Law, Morals, and Political Trials
Harvard University Press, 9780674523517, 264pp.
Publication Date: August 16, 2006
Legalism deals with the area between political theory and jurisprudence. Its aim is to bridge the intellectual gulf separating jurisprudence from other kinds of social theory by explaining why, in the view of historians and political theorists, legalism has fallen short in its approach to both morals and politics. Judith Shklar proposes that, instead of regarding law as a discrete entity resting upon a rigid system of definitions, legal theorists should treat it, along with morals and politics, as part of an all-inclusive social continuum.

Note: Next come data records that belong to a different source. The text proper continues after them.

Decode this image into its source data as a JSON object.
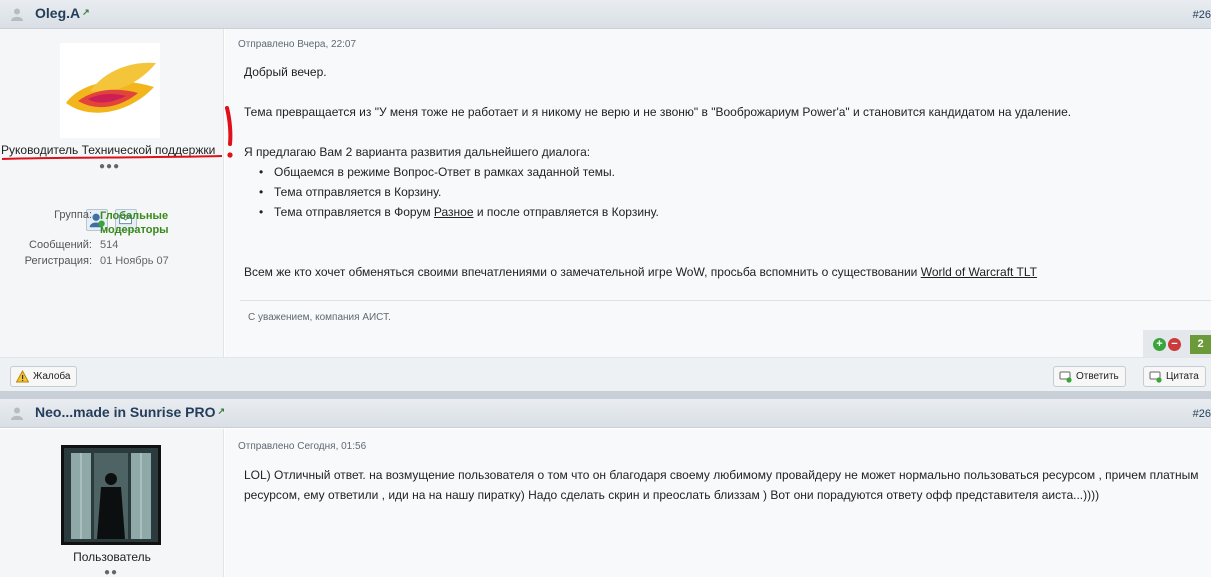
{
  "post1": {
    "author": "Oleg.A",
    "external_glyph": "↗",
    "post_number": "#26",
    "posted_label": "Отправлено Вчера, 22:07",
    "rank": "Руководитель Технической поддержки",
    "dots": "●●●",
    "profile_icon": "user-profile-icon",
    "message_icon": "envelope-icon",
    "group_label": "Группа:",
    "group_value_line1": "Глобальные",
    "group_value_line2": "модераторы",
    "posts_label": "Сообщений:",
    "posts_value": "514",
    "reg_label": "Регистрация:",
    "reg_value": "01 Ноябрь 07",
    "body": {
      "greeting": "Добрый вечер.",
      "p1": "Тема превращается из \"У меня тоже не работает и я никому не верю и не звоню\" в \"Вооброжариум Power'a\" и становится кандидатом на удаление.",
      "p2": "Я предлагаю Вам 2 варианта развития дальнейшего диалога:",
      "li1": "Общаемся в режиме Вопрос-Ответ в рамках заданной темы.",
      "li2": "Тема отправляется в Корзину.",
      "li3_before": "Тема отправляется в Форум ",
      "li3_link": "Разное",
      "li3_after": " и после отправляется в Корзину.",
      "p3_before": "Всем же кто хочет обменяться своими впечатлениями о замечательной игре WoW, просьба вспомнить о существовании ",
      "p3_link": "World of Warcraft TLT"
    },
    "signature": "С уважением, компания АИСТ.",
    "rep_plus": "+",
    "rep_minus": "−",
    "rep_count": "2",
    "complaint_label": "Жалоба",
    "reply_label": "Ответить",
    "quote_label": "Цитата"
  },
  "post2": {
    "author": "Neo...made in Sunrise PRO",
    "external_glyph": "↗",
    "post_number": "#26",
    "posted_label": "Отправлено Сегодня, 01:56",
    "rank": "Пользователь",
    "dots": "●●",
    "body": "LOL) Отличный ответ. на возмущение пользователя о том что он благодаря своему любимому провайдеру не может нормально пользоваться ресурсом , причем платным ресурсом, ему ответили , иди на на нашу пиратку) Надо сделать скрин и преослать близзам ) Вот они порадуются ответу офф представителя аиста...))))"
  },
  "colors": {
    "author": "#243d5b",
    "group_green": "#3a8a1a",
    "rep_green": "#6b9a3a",
    "red_marker": "#e0101a"
  }
}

The first part of the book examines law and morals and criticizes the approach to morals of both the analytical positivists and the natural law theorists. The second part, on law and politics, deals with legalism as a political ideology that comes into conflict with other policies, particularly during political trials.

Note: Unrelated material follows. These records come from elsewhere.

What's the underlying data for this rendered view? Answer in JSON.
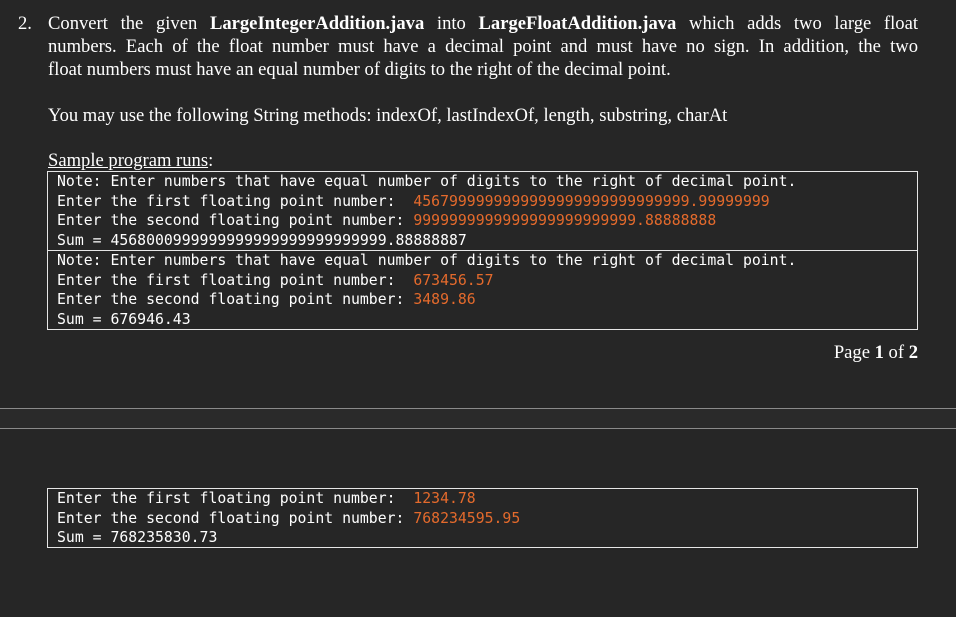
{
  "question": {
    "number": "2.",
    "line1": {
      "t1": "Convert the given ",
      "b1": "LargeIntegerAddition.java",
      "t2": " into ",
      "b2": "LargeFloatAddition.java",
      "t3": " which adds two large float"
    },
    "line2": "numbers. Each of the float number must have a decimal point and must have no sign. In addition, the two",
    "line3": "float numbers must have an equal number of digits to the right of the decimal point.",
    "string_methods": "You may use the following String methods:  indexOf, lastIndexOf, length, substring, charAt",
    "sample_label": "Sample program runs",
    "sample_colon": ":"
  },
  "runs": [
    {
      "note": "Note: Enter numbers that have equal number of digits to the right of decimal point.",
      "first_prompt": "Enter the first floating point number:  ",
      "first_value": "4567999999999999999999999999999.99999999",
      "second_prompt": "Enter the second floating point number: ",
      "second_value": "9999999999999999999999999.88888888",
      "sum_text": "Sum = 4568000999999999999999999999999.88888887"
    },
    {
      "note": "Note: Enter numbers that have equal number of digits to the right of decimal point.",
      "first_prompt": "Enter the first floating point number:  ",
      "first_value": "673456.57",
      "second_prompt": "Enter the second floating point number: ",
      "second_value": "3489.86",
      "sum_text": "Sum = 676946.43"
    },
    {
      "first_prompt": "Enter the first floating point number:  ",
      "first_value": "1234.78",
      "second_prompt": "Enter the second floating point number: ",
      "second_value": "768234595.95",
      "sum_text": "Sum = 768235830.73"
    }
  ],
  "page": {
    "prefix": "Page ",
    "current": "1",
    "middle": " of ",
    "total": "2"
  },
  "colors": {
    "background": "#262626",
    "text": "#ffffff",
    "input_value": "#e46a2c",
    "box_border": "#e6e6e6"
  }
}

Incisively and stylishly written, the book constitutes an open challenge to reconsider the fundamental question of the relationship of law to society.